A new chapter is beginning to unfold as widespread regeneration of native woodlands begins to take place. Landscapes are changing quite rapidly, perhaps especially in the Highlands and, assisted by Land Reform and Community buy outs, including of State owned forest, a new world of silvicultural options presents itself. There are extraordinary opportunities awaiting us in the future for the development of native species based forest management and the integration of timber production with agriculture, horticulture and biodiversity management. Timber itself will hopefully be redefined in Scotland in the coming century to include broadleaves, so much neglected by the softwood focus. Our native birch is perhaps the most stunning example of a wasted opportunity.
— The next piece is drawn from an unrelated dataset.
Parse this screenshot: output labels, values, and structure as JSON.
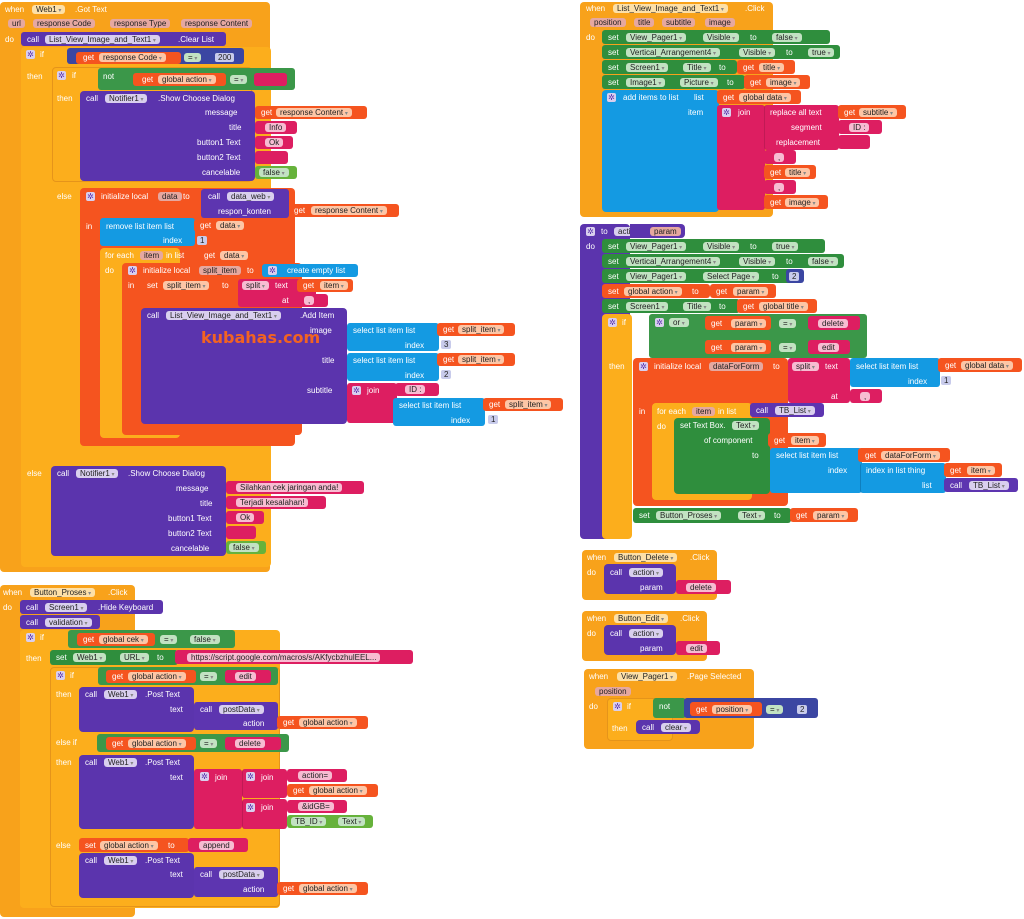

The tree that would naturally dominate over vast areas of our uplands has been largely overlooked and could with a similar amount of investment as was given to Sitka spruce, yet find its natural place as a commercial species.

Birch logs can be seen today stacked on the dock side in Inverness being shipped from the Baltic states to augment Scottish conifer supplies for our local OSB factory in the Highlands! What a deep irony this represents and what an incredibly persuasive argument for a radical re-appraisal of what can and should constitute ‘modern forestry’ in Scotland.


Hardwood logs awaiting transport – Photo Enterprise Europe Network

In north and west Scotland, red deer ravage our deforested hills, reducing them to a ‘wet desert’. In the central and east Highlands, the deforested hills are kept shorn and burnt for red grouse.  Yet, despite these highly destructive factors, forest is returning to the country as a whole due to the combined efforts of industrial conifer foresters and ‘rural development foresters’. There is common ground between the two and perhaps the twain shall meet, if not exactly intertwine, in the coming years. Maybe the most exciting developments in forestry have yet to come. A phase of native species based agroforestry could deliver the ‘forested landscape mosaic’ now touted in both Scottish Government strategies and academic institutions as much as by activists of land-use and land reform. Now that could truly lead to a new landscape with a great many more shades of green than can be seen in either our dark conifer plantations or our long-deforested hills.

Bernard Planterose trained as an ecologist, was a founder of Reforesting Scotland and been designing and building timber projects across Scotland’s north west for over two decades. He has initiated reforesting projects, and written extensively on the potential of  Scottish ecological forestry, including his new book, the Highlands and Islands Woodland Handbook.


Return of the Caledonian Forest, Glenn Affric – Photo Trees for Life